Three U.S. Cities & Organizations Launch Efforts to Better Prepare for Disaster

As U.S. cities cope with floods, tornadoes, and hurricanes, some local governments and organizations are taking action. The City of Seattle, Washington; and Arlington Heights, Illinois-based hospital; and the City of Oak Ridge, Utah, are striving to be better prepared the next time disaster comes knocking.

Seattle Starts “Let’s Prepare” Program

The Seattle City Council has launched a three-month discussion on how to better protect citizens from major earthquakes. Through a recently endorsed city council program, called Let’s Prepare, officials will seek to shore up the city’s earthquake plan.

“Create detours and use boat assets and temporary bridging structures in order to help with the earliest of disaster relief and recovery efforts in our area,” said Barb Graff of Seattle Emergency Management, as quoted by

The city is also considering moving to cloud-computing so that the city, including police and fire officials, don’t have to rely on physical servers.

Arlington Heights-Based Hospital Holds Drill

Officials at Northwest Community Hospital in Arlington Heights, Illinois, recently held a large-scale disaster drill. As part of their response, the hospital partnered with an Army Reserve Unit and a mobile mortuary affairs unit.

“We’ve had other disaster drills at the hospital before, but this is the first time we’re partnering with the Army Reserves,” said Mary Casey-Lockyer, the emergency preparedness and response coordinator for the hospital, as quoted by

The scenario played out during the drill included a catastrophic event similar to a deadly tornado. Drill components included setting up triage centers, sorting victims according to injuries and decontamination drills.

Elk Ridge Holds Disaster Drill

The City of Elk Ridge, Utah, held a recent disaster drill to assess the strength of its communications.
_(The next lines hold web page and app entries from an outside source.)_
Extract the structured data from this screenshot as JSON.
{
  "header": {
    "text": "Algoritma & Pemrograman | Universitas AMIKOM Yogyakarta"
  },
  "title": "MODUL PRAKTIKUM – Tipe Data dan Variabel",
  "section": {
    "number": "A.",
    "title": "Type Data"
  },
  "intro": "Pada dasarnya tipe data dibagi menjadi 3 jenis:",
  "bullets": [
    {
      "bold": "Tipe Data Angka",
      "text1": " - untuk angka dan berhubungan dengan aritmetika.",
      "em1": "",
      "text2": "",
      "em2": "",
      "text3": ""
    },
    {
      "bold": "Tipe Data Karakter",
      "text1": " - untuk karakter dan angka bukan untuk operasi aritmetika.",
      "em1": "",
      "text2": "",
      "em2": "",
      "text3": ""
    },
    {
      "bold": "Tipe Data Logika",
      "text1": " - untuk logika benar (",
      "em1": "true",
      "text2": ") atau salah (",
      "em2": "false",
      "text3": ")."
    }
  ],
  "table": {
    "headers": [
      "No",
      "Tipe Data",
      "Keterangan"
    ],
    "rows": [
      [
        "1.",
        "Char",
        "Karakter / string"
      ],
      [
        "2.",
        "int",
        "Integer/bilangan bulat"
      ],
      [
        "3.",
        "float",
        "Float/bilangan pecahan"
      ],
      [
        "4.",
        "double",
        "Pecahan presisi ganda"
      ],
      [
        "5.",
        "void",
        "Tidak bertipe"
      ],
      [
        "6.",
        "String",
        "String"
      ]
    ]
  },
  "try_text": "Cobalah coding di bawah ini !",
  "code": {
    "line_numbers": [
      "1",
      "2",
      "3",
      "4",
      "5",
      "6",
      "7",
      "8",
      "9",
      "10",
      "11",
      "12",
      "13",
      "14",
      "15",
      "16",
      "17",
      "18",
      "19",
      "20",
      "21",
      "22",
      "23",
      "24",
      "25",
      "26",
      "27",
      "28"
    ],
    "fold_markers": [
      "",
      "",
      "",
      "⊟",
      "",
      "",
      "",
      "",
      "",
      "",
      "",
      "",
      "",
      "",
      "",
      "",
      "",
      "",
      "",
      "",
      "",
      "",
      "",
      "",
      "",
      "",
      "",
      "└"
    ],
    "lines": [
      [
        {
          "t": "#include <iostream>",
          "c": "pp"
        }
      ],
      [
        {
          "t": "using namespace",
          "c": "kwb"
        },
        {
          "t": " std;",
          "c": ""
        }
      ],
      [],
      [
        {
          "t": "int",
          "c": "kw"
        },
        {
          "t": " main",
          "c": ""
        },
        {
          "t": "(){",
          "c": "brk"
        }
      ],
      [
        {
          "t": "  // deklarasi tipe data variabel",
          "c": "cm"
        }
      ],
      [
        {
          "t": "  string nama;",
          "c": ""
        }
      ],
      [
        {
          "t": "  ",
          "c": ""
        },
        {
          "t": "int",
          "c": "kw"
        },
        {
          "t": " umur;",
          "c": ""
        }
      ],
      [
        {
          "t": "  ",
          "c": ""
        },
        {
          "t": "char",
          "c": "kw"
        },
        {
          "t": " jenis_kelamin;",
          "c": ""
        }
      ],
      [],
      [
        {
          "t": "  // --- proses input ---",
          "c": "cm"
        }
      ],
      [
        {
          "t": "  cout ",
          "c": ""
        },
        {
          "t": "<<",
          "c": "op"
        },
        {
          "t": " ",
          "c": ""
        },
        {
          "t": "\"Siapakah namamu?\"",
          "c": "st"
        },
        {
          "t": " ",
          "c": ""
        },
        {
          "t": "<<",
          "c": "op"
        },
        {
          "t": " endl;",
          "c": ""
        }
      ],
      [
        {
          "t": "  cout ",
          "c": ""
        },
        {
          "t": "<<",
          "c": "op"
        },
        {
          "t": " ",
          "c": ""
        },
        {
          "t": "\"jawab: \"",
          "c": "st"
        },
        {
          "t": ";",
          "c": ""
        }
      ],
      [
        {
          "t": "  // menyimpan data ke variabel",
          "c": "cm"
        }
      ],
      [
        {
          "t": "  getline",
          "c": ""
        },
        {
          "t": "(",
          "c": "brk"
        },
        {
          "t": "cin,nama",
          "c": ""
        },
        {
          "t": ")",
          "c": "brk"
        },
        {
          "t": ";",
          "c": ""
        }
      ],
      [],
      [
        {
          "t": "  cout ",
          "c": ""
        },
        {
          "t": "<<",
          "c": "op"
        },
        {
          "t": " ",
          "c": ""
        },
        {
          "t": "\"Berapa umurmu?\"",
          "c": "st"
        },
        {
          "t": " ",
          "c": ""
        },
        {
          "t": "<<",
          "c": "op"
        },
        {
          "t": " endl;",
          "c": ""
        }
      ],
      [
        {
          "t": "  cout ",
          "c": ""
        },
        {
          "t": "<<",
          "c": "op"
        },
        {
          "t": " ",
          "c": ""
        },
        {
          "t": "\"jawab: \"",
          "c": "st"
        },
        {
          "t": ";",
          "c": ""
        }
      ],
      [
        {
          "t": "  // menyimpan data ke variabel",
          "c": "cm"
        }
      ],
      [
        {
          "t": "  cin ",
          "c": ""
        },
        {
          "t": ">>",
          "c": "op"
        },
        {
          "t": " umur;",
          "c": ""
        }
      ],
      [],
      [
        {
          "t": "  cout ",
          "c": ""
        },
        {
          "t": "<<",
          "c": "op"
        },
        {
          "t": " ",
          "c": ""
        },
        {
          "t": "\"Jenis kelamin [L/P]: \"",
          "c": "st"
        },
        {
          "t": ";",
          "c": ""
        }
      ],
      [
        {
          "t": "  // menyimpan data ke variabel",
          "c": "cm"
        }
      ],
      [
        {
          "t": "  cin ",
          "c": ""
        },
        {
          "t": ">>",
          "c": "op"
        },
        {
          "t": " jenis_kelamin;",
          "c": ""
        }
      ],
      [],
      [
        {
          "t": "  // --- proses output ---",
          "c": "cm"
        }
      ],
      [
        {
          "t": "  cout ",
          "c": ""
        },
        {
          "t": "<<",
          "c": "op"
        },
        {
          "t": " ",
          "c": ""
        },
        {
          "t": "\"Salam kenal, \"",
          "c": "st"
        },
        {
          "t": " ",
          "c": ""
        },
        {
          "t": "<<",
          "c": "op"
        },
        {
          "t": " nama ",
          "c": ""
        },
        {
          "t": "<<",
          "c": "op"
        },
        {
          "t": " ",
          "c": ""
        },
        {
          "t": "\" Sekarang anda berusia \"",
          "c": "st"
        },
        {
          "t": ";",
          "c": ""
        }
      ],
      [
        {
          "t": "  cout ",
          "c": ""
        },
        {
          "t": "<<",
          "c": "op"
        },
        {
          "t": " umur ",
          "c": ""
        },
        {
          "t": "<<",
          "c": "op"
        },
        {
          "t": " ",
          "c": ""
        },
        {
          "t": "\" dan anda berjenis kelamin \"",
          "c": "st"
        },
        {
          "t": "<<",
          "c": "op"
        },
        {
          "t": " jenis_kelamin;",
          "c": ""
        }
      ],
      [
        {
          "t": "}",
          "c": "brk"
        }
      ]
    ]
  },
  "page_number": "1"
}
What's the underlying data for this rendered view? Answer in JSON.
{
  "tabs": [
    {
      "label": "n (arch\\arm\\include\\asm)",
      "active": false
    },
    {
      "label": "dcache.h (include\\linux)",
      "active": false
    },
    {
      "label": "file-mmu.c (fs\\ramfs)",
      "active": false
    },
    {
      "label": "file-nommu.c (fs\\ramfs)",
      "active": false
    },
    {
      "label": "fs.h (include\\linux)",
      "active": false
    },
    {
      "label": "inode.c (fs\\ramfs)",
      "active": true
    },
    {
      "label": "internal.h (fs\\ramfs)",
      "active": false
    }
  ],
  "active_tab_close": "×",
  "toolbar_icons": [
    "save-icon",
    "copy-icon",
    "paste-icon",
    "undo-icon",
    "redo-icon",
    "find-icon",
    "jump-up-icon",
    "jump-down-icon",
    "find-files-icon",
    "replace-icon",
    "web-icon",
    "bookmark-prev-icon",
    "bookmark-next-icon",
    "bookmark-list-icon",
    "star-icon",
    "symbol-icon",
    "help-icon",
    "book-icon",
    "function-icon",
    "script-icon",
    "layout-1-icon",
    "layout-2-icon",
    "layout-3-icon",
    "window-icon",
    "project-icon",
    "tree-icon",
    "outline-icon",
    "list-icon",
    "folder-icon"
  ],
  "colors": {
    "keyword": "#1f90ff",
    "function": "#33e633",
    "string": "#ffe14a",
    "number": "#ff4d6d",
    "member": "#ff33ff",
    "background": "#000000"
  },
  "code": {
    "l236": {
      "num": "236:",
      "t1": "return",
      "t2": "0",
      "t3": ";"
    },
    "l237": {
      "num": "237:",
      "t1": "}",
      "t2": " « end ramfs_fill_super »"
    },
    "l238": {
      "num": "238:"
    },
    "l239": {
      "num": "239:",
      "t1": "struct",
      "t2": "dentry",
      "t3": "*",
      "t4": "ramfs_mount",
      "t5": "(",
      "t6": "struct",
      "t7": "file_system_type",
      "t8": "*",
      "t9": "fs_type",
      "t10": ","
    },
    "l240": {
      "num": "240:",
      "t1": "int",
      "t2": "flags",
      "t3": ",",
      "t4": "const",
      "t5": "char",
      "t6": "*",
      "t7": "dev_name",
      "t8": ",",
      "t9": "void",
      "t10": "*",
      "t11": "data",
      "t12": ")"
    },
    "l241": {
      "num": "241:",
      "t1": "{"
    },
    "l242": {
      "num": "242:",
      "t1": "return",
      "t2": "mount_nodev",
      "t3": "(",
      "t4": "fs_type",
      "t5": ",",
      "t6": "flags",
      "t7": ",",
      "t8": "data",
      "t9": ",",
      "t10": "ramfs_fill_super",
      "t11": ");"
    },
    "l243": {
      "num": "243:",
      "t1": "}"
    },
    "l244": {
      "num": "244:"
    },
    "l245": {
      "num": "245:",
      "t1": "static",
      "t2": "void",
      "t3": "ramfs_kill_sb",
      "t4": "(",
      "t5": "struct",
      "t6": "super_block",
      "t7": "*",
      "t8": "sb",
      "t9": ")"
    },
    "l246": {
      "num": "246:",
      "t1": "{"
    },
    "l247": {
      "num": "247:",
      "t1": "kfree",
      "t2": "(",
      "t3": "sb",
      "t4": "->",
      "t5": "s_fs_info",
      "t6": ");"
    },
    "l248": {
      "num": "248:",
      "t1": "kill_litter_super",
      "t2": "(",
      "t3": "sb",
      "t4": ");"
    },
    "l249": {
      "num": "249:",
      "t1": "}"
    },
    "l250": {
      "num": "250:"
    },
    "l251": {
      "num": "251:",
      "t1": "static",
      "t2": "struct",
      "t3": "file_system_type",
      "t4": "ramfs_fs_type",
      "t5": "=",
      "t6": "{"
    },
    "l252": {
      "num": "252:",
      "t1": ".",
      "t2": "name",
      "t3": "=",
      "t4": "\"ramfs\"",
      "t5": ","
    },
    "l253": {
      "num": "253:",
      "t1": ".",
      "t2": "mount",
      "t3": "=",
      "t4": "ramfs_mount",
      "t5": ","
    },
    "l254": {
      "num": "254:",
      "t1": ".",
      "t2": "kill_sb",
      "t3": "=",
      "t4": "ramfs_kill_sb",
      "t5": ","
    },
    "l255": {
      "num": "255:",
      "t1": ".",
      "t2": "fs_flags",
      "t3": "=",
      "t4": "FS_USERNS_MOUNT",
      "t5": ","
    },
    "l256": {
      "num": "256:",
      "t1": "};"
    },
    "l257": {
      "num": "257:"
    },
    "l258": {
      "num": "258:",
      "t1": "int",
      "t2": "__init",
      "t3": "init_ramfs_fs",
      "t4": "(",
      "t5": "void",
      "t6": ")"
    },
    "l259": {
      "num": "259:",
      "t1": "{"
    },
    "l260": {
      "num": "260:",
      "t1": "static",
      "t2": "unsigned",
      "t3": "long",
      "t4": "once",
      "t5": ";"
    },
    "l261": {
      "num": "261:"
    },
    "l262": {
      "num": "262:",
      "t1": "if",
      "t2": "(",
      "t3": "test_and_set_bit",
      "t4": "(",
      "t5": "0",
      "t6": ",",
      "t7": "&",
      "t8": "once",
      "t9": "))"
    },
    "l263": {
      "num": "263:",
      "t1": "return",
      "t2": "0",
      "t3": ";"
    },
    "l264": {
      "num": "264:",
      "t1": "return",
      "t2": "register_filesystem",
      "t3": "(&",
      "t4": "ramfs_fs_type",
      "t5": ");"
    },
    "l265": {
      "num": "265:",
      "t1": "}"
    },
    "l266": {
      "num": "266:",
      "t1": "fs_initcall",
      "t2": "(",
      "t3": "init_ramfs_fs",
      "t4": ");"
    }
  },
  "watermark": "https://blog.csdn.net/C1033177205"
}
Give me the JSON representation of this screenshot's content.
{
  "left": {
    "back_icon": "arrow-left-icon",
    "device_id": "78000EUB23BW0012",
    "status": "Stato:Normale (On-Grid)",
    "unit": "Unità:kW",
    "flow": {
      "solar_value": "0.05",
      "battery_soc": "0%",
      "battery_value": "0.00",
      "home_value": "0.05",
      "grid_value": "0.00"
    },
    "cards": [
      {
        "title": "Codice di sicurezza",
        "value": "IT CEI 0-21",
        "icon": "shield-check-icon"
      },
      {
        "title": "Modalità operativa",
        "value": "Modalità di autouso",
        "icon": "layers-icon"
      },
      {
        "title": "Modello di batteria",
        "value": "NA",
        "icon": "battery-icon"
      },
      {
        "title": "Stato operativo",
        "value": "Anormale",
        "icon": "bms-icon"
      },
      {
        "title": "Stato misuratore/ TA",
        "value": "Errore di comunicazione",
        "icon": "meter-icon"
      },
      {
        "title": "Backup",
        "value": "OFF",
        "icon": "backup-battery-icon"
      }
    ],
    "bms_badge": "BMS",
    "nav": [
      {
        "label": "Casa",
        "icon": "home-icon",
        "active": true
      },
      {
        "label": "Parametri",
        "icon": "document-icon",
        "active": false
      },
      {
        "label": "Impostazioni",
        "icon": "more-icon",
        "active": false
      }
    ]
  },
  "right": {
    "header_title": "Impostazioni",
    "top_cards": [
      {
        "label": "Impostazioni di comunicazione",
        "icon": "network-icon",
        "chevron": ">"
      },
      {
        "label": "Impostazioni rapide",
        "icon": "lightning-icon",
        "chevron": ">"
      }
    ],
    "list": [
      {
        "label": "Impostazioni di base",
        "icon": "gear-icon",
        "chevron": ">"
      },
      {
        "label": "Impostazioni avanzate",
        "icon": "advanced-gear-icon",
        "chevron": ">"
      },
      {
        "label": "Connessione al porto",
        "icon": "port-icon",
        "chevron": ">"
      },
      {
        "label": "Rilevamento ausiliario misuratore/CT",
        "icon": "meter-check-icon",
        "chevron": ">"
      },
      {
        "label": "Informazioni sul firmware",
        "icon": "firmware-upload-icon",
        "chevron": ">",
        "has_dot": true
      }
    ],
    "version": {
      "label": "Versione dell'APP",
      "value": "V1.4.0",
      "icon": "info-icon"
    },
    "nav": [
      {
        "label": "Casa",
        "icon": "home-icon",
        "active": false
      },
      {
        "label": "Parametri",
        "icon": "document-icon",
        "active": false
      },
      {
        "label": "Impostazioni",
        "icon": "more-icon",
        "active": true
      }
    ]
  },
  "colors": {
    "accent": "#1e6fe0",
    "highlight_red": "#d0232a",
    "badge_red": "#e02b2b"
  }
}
The focus of the drill is the City’s communication network, residents’ awareness of disaster procedures, and personal emergency preparedness.

“A lot of people aren’t aware of the emergency plan or how they can help or volunteer,” said Edward Whitlock, the drill coordinator, as quoted by

The exercise includes families gathering at their predetermined emergency meeting place, familiarization with utility shutoffs, and “block captains” gathering information for the City’s Emergency Operations Center.

For more information about the City of Seattle’s Let’s Prepare program, visit:\

For more information about the Arlington Heights-based hospital drill, visit:

For more information about the Elk Ridge disaster drill, visit: